McDonald’s M&M McFlurry about to Be Extinct
M&M maker, Mars, is thinking about pulling their candy out of fast food restaurant treats – think McDonald’s M&M McFlurry or the Burger King Snickers pie. Mars is trying to be in line with the World Health Organization (WHO) recommendations with sugar intake – intake of less than 10% of calories in sugar per day. A McFlurry alone contains sugar that maxes out your daily intake for the entire day. The regulations could be from public backlash from sugar consumption and soon-to-be required labels disclosing how much added sugar food contains and percentage of suggested daily intake to take effect in 2018. A McFlurry is bad for you – who knew? (Source: USA Today)
Background Checks No More
Cleaning out your social media posts before your potential employer finds them is now in a tighter time crunch. Troo.ly, a startup company, is using computer science to replace background checks. In general, background checks can take up to a week. Troo.ly locates public footprints such as social media, criminal records and fraud mechanisms within 30 seconds.

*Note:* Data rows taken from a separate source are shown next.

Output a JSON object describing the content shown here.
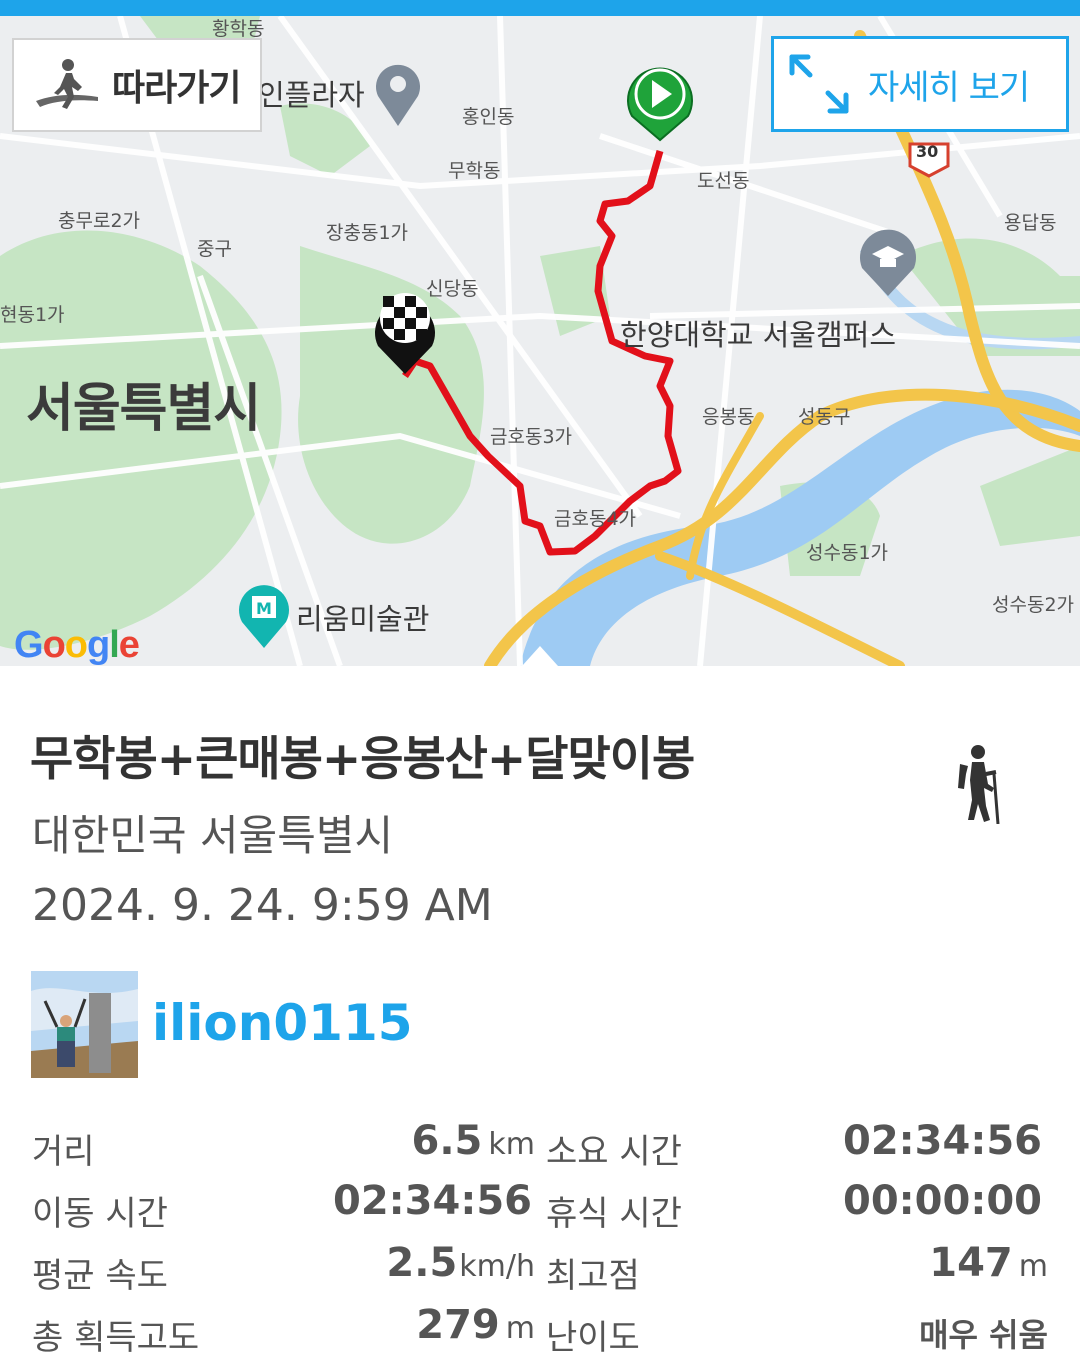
{
  "map": {
    "follow_label": "따라가기",
    "detail_label": "자세히 보기",
    "labels": {
      "city": "서울특별시",
      "plaza": "인플라자",
      "hongin": "홍인동",
      "muhak": "무학동",
      "doseon": "도선동",
      "chungmuro": "충무로2가",
      "junggu": "중구",
      "jangchung": "장충동1가",
      "sindang": "신당동",
      "hanyang": "한양대학교 서울캠퍼스",
      "yongdap": "용답동",
      "gwanghui": "현동1가",
      "eungbong": "응봉동",
      "seongdonggu": "성동구",
      "geumho3": "금호동3가",
      "geumho4": "금호동4가",
      "seongsu1": "성수동1가",
      "seongsu2": "성수동2가",
      "leeum": "리움미술관",
      "hwanghak": "황학동",
      "route30": "30"
    },
    "google": [
      "G",
      "o",
      "o",
      "g",
      "l",
      "e"
    ]
  },
  "track": {
    "title": "무학봉+큰매봉+응봉산+달맞이봉",
    "region": "대한민국 서울특별시",
    "datetime": "2024. 9. 24. 9:59 AM",
    "activity_icon": "hiker-icon",
    "user": "ilion0115"
  },
  "stats": {
    "distance_label": "거리",
    "distance_value": "6.5",
    "distance_unit": "km",
    "total_time_label": "소요 시간",
    "total_time_value": "02:34:56",
    "moving_time_label": "이동 시간",
    "moving_time_value": "02:34:56",
    "rest_time_label": "휴식 시간",
    "rest_time_value": "00:00:00",
    "avg_speed_label": "평균 속도",
    "avg_speed_value": "2.5",
    "avg_speed_unit": "km/h",
    "max_alt_label": "최고점",
    "max_alt_value": "147",
    "max_alt_unit": "m",
    "total_climb_label": "총 획득고도",
    "total_climb_value": "279",
    "total_climb_unit": "m",
    "difficulty_label": "난이도",
    "difficulty_value": "매우 쉬움"
  },
  "colors": {
    "accent": "#1ea4ea",
    "route": "#e2101a",
    "start_marker": "#1fa33a",
    "river": "#9ecbf3",
    "park": "#c6e5c4",
    "highway": "#f3c54a"
  }
}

The company is trying to renovate this process by providing a machine that looks up an individual’s digital footprint and assess the data for a credit score on how accurate the data is.
Businesses can use the service to debate whether an individual’s personality and behavior coincides with their business, and customers can use the service to see which businesses would be optimal to build a relationship with and what your digital persona comes across as. Want to know how to keep your digital stamp flattering? How convenient that we have a book for that – What Happens in Vegas Stays on YouTube. (Source: TechCrunch)
What to Say When You Find out You’ve Been Getting Scammed…
Not again. In case you didn’t know, Facebook quizzes are not as kosher as you might have thought. According to the BBB, Facebook applications fall under “clickbait” scams, which can cause viruses and other phishing scams that attempt to steal your personal information. You may have noticed the fine print that asks you to allow the app to access your personal profile information. Most of us say yes without a second thought.
What’s even more disconcerting is if you are not a quiz taker yourself, but have friends who are, hackers can even find your personal information just by your friends posting their quiz results. Kim Komando, digital leader, gives advice on how to protect yourself: 1) read the disclosure statement 2) keep your privacy settings tight and 3) remove any personal details from your account. Say goodbye to the trending “what will your Facebook status be in 30 years.” (Source: USA Today)